Theory of mind - Deepstash





Why the Theory of Mind Is Important for Social Relationships

Theory of mind

This is a social-cognitive skill that relates to the ability to think about your own mental state and the mental states of other people.
It's called a theory because what we believe is going on with other people is just that - a theory.





Social Cognitive Theory
Social Cognitive Theory

It is a learning theory developed by Stanford psychologist Albert Bandura in the 60s/70s and provides an understanding of how people get influenced and in turn influence their environment.

Observational Learning

Behaviourist B.F. Skinner had theorized that learning can only be achieved by individual action.

Social Cognitive Theory, however, states that an individual can learn by observing and imitating models, grasping and reproducing the learning much faster.

Four Processes Of Observational Learning
  • Attentional: When people observe their model.
  • Retention: When the observed information is remembered.
  • Production: When the observed information is recalled and reconstructed later, producing a variation of the learned model.
  • Motivational: Depending on the feedback and the outcome, the individual is motivated or demotivated to produce the same.

Self-control, an ability to overcome your current state of want or desire, and appreciate the needs of your future self, is similar to the feelings of empathy and selflessness, which essentially is...

The Theory Of Mind
The Right Temporoparietal Junction part of our brain helps us think about other people, understanding their mental states. 
If this region is well developed and better connected to other parts of the brain, people behave altruistically and show less bias in their groups. If this region is impaired, people lose their sense of morality.

New studies about this region of the brain tell us that impulsivity and selfishness are linked, and are the opposite of restraint and empathy.
Delusional beliefs and madness
Delusional beliefs and madness
  • People with psychosis may believe the neighbours are poisoning them; they could believe colleagues have hired someone to kill them.
  • Psychiatrists define beliefs as delusion...
Delusional concerns tied to our social world

The focus on irrationality is missing the point. To label delusions as irrational means that all 'normal' cognition is rational, which is not true as our beliefs are disproportionately influenced by multiple factors.

A new theory suggests that we form delusions to help us understand and survive in our social environment.
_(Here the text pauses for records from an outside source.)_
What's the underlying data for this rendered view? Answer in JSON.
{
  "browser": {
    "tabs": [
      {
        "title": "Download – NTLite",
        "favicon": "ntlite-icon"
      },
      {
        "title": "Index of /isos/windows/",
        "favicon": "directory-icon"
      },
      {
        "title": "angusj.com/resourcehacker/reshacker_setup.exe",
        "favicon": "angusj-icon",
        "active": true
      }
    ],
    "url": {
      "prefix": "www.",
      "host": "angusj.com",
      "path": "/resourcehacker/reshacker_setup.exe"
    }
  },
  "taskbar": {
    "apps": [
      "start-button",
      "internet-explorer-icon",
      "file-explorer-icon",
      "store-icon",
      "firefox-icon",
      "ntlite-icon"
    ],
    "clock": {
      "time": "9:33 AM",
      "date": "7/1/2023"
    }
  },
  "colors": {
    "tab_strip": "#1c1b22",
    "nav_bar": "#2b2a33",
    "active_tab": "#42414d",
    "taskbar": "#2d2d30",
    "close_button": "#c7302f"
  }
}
These processes allow us to live and cooperate with people by understanding their intentions.

Why people form delusional beliefs

Beliefs are formed in the first place to enable us to survive in our social environment, to cooperate with each other, and mutually reflect and solve problems. However, beliefs differ across social groups. For example, beliefs about the risk levels of specific activities during the pandemic vary greatly, such as the wearing of masks.

When we consider the social role of beliefs, we can better understand how delusions take shape. A person that has been repeatedly threatened may be wary of people in the future, even if it seems irrational.